On December 21, 2021, the U.S. Court of Appeals for the Ninth Circuit affirmed the dismissal with prejudice of a putative securities fraud class action brought against Sidley client Flex Ltd. and four of its officers. The case concerned allegations arising out of the wind-down of Flex’s relationship with Nike and the automated manufacture of athletic shoes.
Plaintiff filed an amended complaint in November 2018 after the company’s stock price dropped 35% when Flex announced the termination of a production contract with Nike to make shoes in Mexico. The plaintiffs filed a total of four complaints, the first two of which the plaintiff voluntarily amended and the latter two of which the district court dismissed. The lead plaintiff alleged that Flex and its officers made false and misleading statements about its project with Nike and, thus, violated Sections 10(b) and 20(a) of the Securities Exchange Act of 1934 and Rule 10b-5.

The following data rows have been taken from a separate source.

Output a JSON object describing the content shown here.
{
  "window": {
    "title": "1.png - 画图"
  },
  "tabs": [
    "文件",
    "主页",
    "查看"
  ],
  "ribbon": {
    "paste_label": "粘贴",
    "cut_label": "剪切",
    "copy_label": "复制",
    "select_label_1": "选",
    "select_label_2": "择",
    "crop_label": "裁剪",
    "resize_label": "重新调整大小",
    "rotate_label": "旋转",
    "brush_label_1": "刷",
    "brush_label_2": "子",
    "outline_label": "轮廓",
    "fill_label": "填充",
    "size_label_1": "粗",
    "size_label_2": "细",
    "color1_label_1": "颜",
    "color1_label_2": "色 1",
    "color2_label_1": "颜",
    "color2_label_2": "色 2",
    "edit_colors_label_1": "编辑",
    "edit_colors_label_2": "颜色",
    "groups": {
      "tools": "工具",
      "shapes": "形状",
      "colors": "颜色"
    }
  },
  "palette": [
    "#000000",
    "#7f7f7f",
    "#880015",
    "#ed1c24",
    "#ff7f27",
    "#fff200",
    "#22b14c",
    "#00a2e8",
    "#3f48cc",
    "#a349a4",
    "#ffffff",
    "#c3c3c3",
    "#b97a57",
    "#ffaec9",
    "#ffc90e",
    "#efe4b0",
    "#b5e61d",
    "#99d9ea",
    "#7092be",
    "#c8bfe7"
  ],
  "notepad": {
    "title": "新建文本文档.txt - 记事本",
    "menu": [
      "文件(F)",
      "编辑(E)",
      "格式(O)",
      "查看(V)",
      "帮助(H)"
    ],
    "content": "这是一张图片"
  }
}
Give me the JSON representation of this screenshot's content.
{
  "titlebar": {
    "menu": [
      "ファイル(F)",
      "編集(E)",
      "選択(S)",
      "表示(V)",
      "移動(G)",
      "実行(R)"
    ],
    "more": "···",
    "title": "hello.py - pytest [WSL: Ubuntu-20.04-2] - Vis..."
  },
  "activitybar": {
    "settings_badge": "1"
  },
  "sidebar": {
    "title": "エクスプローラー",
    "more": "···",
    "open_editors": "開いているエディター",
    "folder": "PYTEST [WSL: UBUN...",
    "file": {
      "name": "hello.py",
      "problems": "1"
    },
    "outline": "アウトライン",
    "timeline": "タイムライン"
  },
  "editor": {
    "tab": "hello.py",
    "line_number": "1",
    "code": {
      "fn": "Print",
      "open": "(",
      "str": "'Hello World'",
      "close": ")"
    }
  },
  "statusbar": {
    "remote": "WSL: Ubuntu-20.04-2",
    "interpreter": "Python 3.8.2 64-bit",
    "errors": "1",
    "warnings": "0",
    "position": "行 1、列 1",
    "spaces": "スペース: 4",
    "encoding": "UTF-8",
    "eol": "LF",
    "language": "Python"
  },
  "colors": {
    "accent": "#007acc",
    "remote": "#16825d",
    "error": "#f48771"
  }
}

On December 10, 2020, Judge Lucy H. Koh of the United States District Court for the Northern District of California granted Sidley’s motion to dismiss the complaint in its entirety and with prejudice, finding that the lawsuit failed to explain how any allegedly fraudulent public statements about the company’s production contract with Nike in Mexico were untrue or misleading when the statements were made.
The plaintiffs appealed to the Ninth Circuit, which affirmed the dismissal. The Ninth Circuit held, among other things, that four of the lead plaintiff’s confidential witnesses did not meet the Zucco test for reliability, that none of the allegations adequately pleaded falsity, and that Flex’s statements related to its profitability projections were “forward looking,” satisfying the PSLRA “safe harbor” provision.
Sara Brody argued the appeal and led the team, which included primary brief writer Nicole Ryan; David R. Carpenter; managing associate Stephen Chang; and associate Sarah Gallo.